What is required: What this exercise requires is a verbatim reproduction of the data below.

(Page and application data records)

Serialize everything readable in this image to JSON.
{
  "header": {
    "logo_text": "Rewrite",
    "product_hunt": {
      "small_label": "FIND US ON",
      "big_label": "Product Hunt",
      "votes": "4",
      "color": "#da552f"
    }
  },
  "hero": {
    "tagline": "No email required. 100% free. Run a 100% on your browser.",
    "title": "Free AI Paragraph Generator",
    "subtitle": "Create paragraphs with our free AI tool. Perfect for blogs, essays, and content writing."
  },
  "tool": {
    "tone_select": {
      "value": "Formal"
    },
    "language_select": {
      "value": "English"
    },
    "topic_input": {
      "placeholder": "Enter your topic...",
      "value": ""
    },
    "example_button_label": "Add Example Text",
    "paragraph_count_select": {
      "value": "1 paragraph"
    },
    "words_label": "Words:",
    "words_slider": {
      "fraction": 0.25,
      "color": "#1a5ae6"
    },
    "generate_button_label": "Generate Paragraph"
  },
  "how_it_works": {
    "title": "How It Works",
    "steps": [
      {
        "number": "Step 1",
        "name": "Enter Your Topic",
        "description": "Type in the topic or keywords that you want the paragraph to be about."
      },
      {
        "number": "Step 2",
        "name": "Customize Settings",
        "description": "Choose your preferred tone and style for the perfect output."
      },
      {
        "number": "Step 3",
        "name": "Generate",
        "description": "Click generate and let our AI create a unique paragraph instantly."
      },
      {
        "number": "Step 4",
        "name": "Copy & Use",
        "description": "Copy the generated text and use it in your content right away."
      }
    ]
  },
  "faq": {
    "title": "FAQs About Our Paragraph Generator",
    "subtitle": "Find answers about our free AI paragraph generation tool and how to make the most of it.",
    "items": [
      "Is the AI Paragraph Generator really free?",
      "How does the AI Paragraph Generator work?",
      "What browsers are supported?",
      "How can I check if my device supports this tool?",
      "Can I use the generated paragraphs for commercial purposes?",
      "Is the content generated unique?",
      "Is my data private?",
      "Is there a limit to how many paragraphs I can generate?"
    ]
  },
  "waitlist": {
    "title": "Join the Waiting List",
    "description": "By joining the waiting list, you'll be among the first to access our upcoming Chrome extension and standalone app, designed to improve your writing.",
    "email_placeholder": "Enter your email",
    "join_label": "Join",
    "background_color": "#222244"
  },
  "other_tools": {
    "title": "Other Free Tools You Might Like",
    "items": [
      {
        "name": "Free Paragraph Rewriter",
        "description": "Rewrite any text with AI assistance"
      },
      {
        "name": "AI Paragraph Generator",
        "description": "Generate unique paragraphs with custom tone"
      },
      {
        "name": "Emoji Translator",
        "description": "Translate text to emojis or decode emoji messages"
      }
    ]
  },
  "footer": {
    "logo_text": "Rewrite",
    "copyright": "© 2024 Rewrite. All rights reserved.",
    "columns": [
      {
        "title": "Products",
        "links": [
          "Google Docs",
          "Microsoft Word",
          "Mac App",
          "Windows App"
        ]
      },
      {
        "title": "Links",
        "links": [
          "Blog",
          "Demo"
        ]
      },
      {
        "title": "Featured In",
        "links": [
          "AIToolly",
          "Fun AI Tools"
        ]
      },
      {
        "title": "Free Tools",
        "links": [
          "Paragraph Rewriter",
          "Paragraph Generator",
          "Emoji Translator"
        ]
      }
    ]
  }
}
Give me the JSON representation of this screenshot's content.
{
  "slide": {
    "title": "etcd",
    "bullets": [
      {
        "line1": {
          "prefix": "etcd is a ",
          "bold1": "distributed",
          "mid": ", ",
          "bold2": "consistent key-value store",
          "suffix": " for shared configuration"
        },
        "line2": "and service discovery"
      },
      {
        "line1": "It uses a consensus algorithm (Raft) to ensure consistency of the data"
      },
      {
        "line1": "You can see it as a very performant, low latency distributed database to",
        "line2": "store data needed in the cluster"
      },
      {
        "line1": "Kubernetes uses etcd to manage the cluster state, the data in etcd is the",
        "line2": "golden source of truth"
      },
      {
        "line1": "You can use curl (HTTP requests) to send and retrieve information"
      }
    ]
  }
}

Finished task:
Serialize everything readable in this image to JSON.
{
  "header": {
    "logo_text": "Rewrite",
    "product_hunt": {
      "small_label": "FIND US ON",
      "big_label": "Product Hunt",
      "votes": "4",
      "color": "#da552f"
    }
  },
  "hero": {
    "tagline": "No email required. 100% free. Run a 100% on your browser.",
    "title": "Free AI Paragraph Generator",
    "subtitle": "Create paragraphs with our free AI tool. Perfect for blogs, essays, and content writing."
  },
  "tool": {
    "tone_select": {
      "value": "Formal"
    },
    "language_select": {
      "value": "English"
    },
    "topic_input": {
      "placeholder": "Enter your topic...",
      "value": ""
    },
    "example_button_label": "Add Example Text",
    "paragraph_count_select": {
      "value": "1 paragraph"
    },
    "words_label": "Words:",
    "words_slider": {
      "fraction": 0.25,
      "color": "#1a5ae6"
    },
    "generate_button_label": "Generate Paragraph"
  },
  "how_it_works": {
    "title": "How It Works",
    "steps": [
      {
        "number": "Step 1",
        "name": "Enter Your Topic",
        "description": "Type in the topic or keywords that you want the paragraph to be about."
      },
      {
        "number": "Step 2",
        "name": "Customize Settings",
        "description": "Choose your preferred tone and style for the perfect output."
      },
      {
        "number": "Step 3",
        "name": "Generate",
        "description": "Click generate and let our AI create a unique paragraph instantly."
      },
      {
        "number": "Step 4",
        "name": "Copy & Use",
        "description": "Copy the generated text and use it in your content right away."
      }
    ]
  },
  "faq": {
    "title": "FAQs About Our Paragraph Generator",
    "subtitle": "Find answers about our free AI paragraph generation tool and how to make the most of it.",
    "items": [
      "Is the AI Paragraph Generator really free?",
      "How does the AI Paragraph Generator work?",
      "What browsers are supported?",
      "How can I check if my device supports this tool?",
      "Can I use the generated paragraphs for commercial purposes?",
      "Is the content generated unique?",
      "Is my data private?",
      "Is there a limit to how many paragraphs I can generate?"
    ]
  },
  "waitlist": {
    "title": "Join the Waiting List",
    "description": "By joining the waiting list, you'll be among the first to access our upcoming Chrome extension and standalone app, designed to improve your writing.",
    "email_placeholder": "Enter your email",
    "join_label": "Join",
    "background_color": "#222244"
  },
  "other_tools": {
    "title": "Other Free Tools You Might Like",
    "items": [
      {
        "name": "Free Paragraph Rewriter",
        "description": "Rewrite any text with AI assistance"
      },
      {
        "name": "AI Paragraph Generator",
        "description": "Generate unique paragraphs with custom tone"
      },
      {
        "name": "Emoji Translator",
        "description": "Translate text to emojis or decode emoji messages"
      }
    ]
  },
  "footer": {
    "logo_text": "Rewrite",
    "copyright": "© 2024 Rewrite. All rights reserved.",
    "columns": [
      {
        "title": "Products",
        "links": [
          "Google Docs",
          "Microsoft Word",
          "Mac App",
          "Windows App"
        ]
      },
      {
        "title": "Links",
        "links": [
          "Blog",
          "Demo"
        ]
      },
      {
        "title": "Featured In",
        "links": [
          "AIToolly",
          "Fun AI Tools"
        ]
      },
      {
        "title": "Free Tools",
        "links": [
          "Paragraph Rewriter",
          "Paragraph Generator",
          "Emoji Translator"
        ]
      }
    ]
  }
}
Give me the JSON representation of this screenshot's content.
{
  "slide": {
    "title": "etcd",
    "bullets": [
      {
        "line1": {
          "prefix": "etcd is a ",
          "bold1": "distributed",
          "mid": ", ",
          "bold2": "consistent key-value store",
          "suffix": " for shared configuration"
        },
        "line2": "and service discovery"
      },
      {
        "line1": "It uses a consensus algorithm (Raft) to ensure consistency of the data"
      },
      {
        "line1": "You can see it as a very performant, low latency distributed database to",
        "line2": "store data needed in the cluster"
      },
      {
        "line1": "Kubernetes uses etcd to manage the cluster state, the data in etcd is the",
        "line2": "golden source of truth"
      },
      {
        "line1": "You can use curl (HTTP requests) to send and retrieve information"
      }
    ]
  }
}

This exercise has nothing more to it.